If you are going to spend 40 minutes of an hour workout at 70-78% (for a solid aerobic session), you could easily mix that 40 minutes up between riding "on the flats", "climbing", and "descending" as you would outside. With the treadmill, you can program in hills of various steepness. And you're really climbing up! On the bike -- even with all of the "real life simulation" programs out there -- it's just not the same. You are not going up; you are not battling gravity. Instead, you are simply battling more resistance against the flywheel or more resistance that is self-imposed (by using a harder gear). That does not directly translate to climbing outside.
And, just to be clear, training indoors is worth the same amount of time as training outdoors. The body knows duration and intensity. So, a hour spent riding on the turbo trainer is worth ... an hour of riding. There are no shortcuts. Training indoors, especially with a volume-centric sport such as cycling, can certainly be a drain both mentally and emotionally. But, you've then got a choice to make based on how you're coming along in preparing to meet your goals. Maybe you've got enough time in order to shift things around within your training program. Or, maybe it's crunch time and, therefore, you simply need to knuckle down and put the time in.

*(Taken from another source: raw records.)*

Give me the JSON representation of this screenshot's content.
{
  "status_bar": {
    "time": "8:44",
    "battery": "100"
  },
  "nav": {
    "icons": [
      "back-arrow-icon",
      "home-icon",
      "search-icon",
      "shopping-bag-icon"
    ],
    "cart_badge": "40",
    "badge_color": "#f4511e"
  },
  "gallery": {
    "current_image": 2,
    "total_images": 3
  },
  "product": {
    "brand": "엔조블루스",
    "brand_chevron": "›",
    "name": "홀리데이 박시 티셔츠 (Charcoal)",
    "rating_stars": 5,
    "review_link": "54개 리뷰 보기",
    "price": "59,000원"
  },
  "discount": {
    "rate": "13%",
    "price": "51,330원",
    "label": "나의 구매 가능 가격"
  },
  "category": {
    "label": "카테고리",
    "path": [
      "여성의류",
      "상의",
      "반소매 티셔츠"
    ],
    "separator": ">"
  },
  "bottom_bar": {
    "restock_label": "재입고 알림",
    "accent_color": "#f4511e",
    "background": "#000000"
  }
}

In any case, mixing up your workouts should allow you to derive greater benefit from them because you are altering the way you use various muscles and muscle groups. Diversity is the key here, rather than specificity. By mixing it up, you will accomplish a couple of things: 1) You will help the time pass by more quickly and you will also help stem the tide of boredom and loathing that can quickly consume any indoor training regimen; and 2) You should squeeze more out of your indoor training than in the past.
All of this will help you enter the spring more refreshed mentally and stronger physically - both key elements to racing well come summer and beyond.